By Joel Fox.
Justices are supposed to put aside any personal conflicts when deciding cases before them. But justices are not robots and dual concerns will be eating at California Supreme Court justices when they decide on arguments dealing with the public pension case they agreed to hear out of Marin County. The justices’ decision could firm up pension protections, which as public servants they also partake, or reduce government obligations to pension liability that would likely make more revenue available to a court system that can use the money.
While the case centers on pension-spiking, a practice to add revenue sources in the latter years of employment to boost pension calculations, the heart of the case is the so-called “California rule.” That rule, which came out of a court decision decades ago, declares that pensions offered when a public employee is hired becomes vested, protected by contract law, and prevents alterations to pension benefits that could reduce government costs.
Judges are, of course, covered by pensions in California so any ruling the Supreme Court makes could affect pensions for California jurists. Ed Mendel, in his Calpensions blog, covered the conflict of interest faced by the judges in this area. However, if the pension obligation on governments is eased, that could also make more money available to improve the state’s court system.
While individuals and businesses have been complaining for years about the slow judicial process, they have nothing on those directly involved with the courts themselves. Court officials constantly warn that the courts are short-changed. It has been an annual clarion call of Chief Justice Tani Cantil-Sakauye.
Protecting pensions already earned but allowing cuts in pensions going forward would reduce the costs eating away at government budgets allowing for more dollars to pay for other services, including the court system.
Indeed, the Chief Justice participated in a forum prior to the Thanksgiving holiday discussing threats to jury trials of which she is an advocate. One issue of concern is costs related to the system.

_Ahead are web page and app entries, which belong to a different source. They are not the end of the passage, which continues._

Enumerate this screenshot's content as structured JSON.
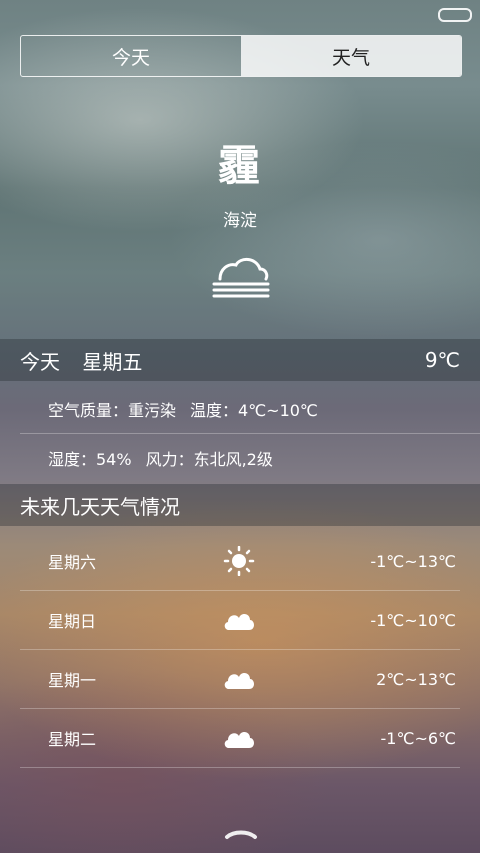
{
  "tabs": {
    "today": "今天",
    "weather": "天气",
    "active": "weather"
  },
  "current": {
    "condition": "霾",
    "location": "海淀",
    "icon": "haze-icon"
  },
  "today_bar": {
    "label": "今天",
    "weekday": "星期五",
    "temp": "9℃"
  },
  "details": {
    "air_quality": "空气质量：重污染",
    "temp_range": "温度：4℃~10℃",
    "humidity": "湿度：54%",
    "wind": "风力：东北风,2级"
  },
  "forecast_title": "未来几天天气情况",
  "forecast": [
    {
      "day": "星期六",
      "icon": "sun-icon",
      "temp": "-1℃~13℃"
    },
    {
      "day": "星期日",
      "icon": "cloud-icon",
      "temp": "-1℃~10℃"
    },
    {
      "day": "星期一",
      "icon": "cloud-icon",
      "temp": "2℃~13℃"
    },
    {
      "day": "星期二",
      "icon": "cloud-icon",
      "temp": "-1℃~6℃"
    }
  ]
}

The Supreme Court justices will be walking a tightrope when they take on the pension case (which will wait to be consolidated with a second case covering three other California counties) eyeing both their own long term personal interests with an opportunity to boost the system in which they work.